Beth:  Yes definitely! I’m more on the fashion, the aesthetic side of things.  I understand why people like all the heavy bondage but it seems like a lot of effort to me.

[Q5:] What would you say is the inspiration for your pieces?

Beth:  Most of the time when I’m making things it’s for brands, or I do custom orders for customers, so I’m working towards their vision.  But if I’m researching for myself, I gravitate towards catwalk. I’ve got inspiration boards full of Alexander McQueen, and Gareth Pugh.

Tasha: I can definitely see a runway aesthetic in the pieces you produce. Beth recently made a custom latex outfit for a shoot we collaborated on together, “Afro-Futurist”.  It was inspired by a haute couture look Zoe Kravitz did for Complex magazine a couple of years ago.

[Q6]: Are there any projects that you’re excited about now or anything we should stay on the lookout for?

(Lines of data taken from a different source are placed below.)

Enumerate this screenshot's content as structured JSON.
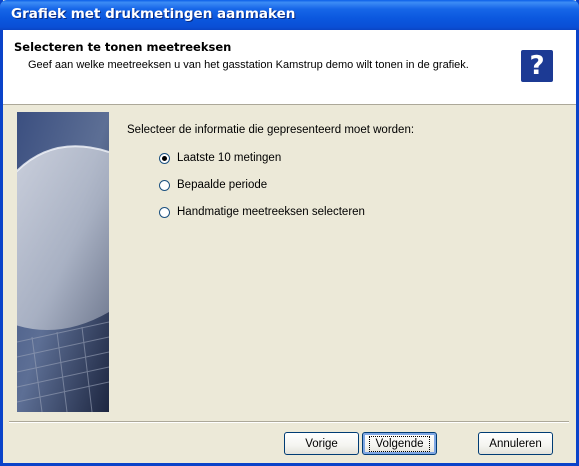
{
  "window": {
    "title": "Grafiek met drukmetingen aanmaken"
  },
  "header": {
    "title": "Selecteren te tonen meetreeksen",
    "subtitle": "Geef aan welke meetreeksen u van het gasstation Kamstrup demo wilt tonen in de grafiek.",
    "help_icon": "question-mark-icon"
  },
  "main": {
    "prompt": "Selecteer de informatie die gepresenteerd moet worden:",
    "options": [
      {
        "label": "Laatste 10 metingen",
        "checked": true
      },
      {
        "label": "Bepaalde periode",
        "checked": false
      },
      {
        "label": "Handmatige meetreeksen selecteren",
        "checked": false
      }
    ]
  },
  "buttons": {
    "back": "Vorige",
    "next": "Volgende",
    "cancel": "Annuleren"
  }
}
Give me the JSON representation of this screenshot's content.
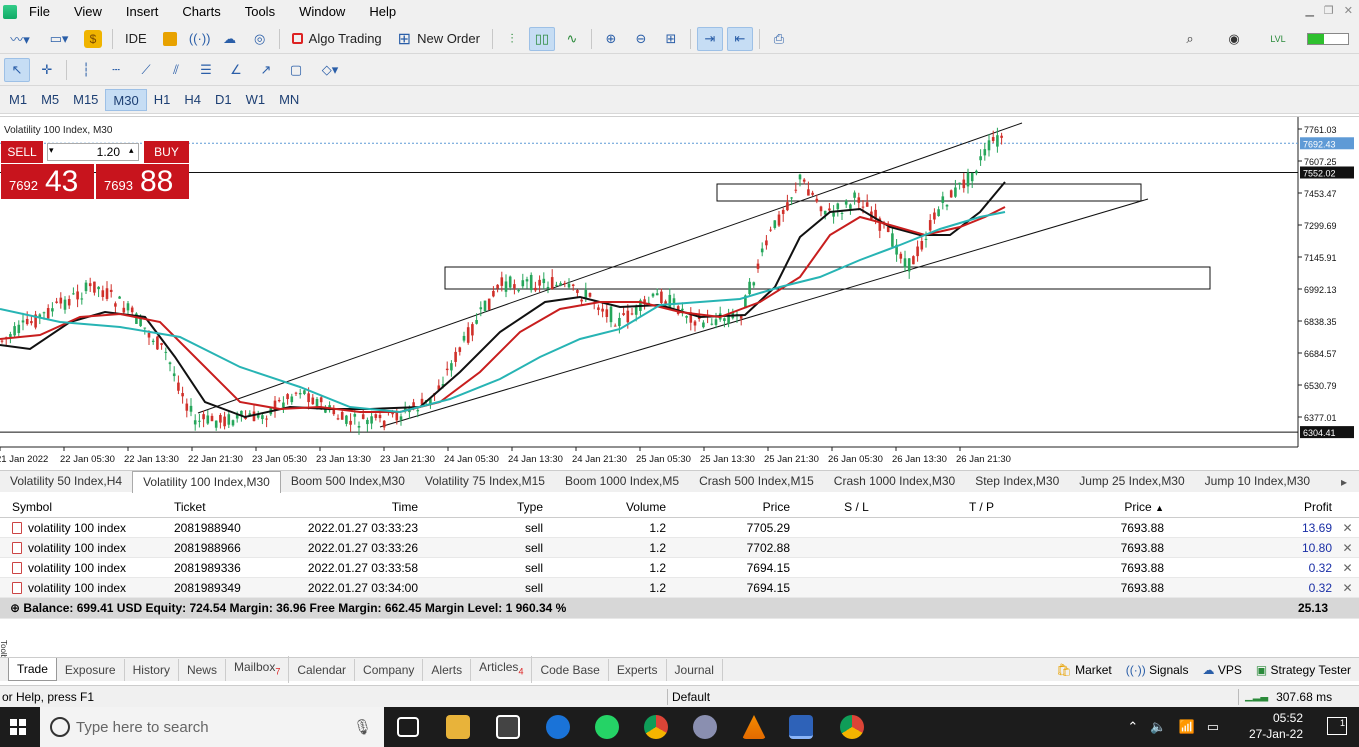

Beth:  We have a couple of things coming up together – the catwoman themed shoot, and then we’ve got the neon futuristic shoot which is going to be really fun.  I mean I love black latex, but it’s going to be nice doing something colourful.

Tasha:  Yeah, you taught me to love black latex.  I never bought black latex before.

[Q7]: Lastly, so people can stay in touch with your work, please tell us your website, social media handle and any relevant links.

Beth:  You can find me on Instagram @parkin.beth, and on twitter @parkinbeth. I have just built a website which you can find at

Tasha:  I would love for you all to buy more pieces from Beth Parkin.  She’s a star!

Beth:  Thank you so much!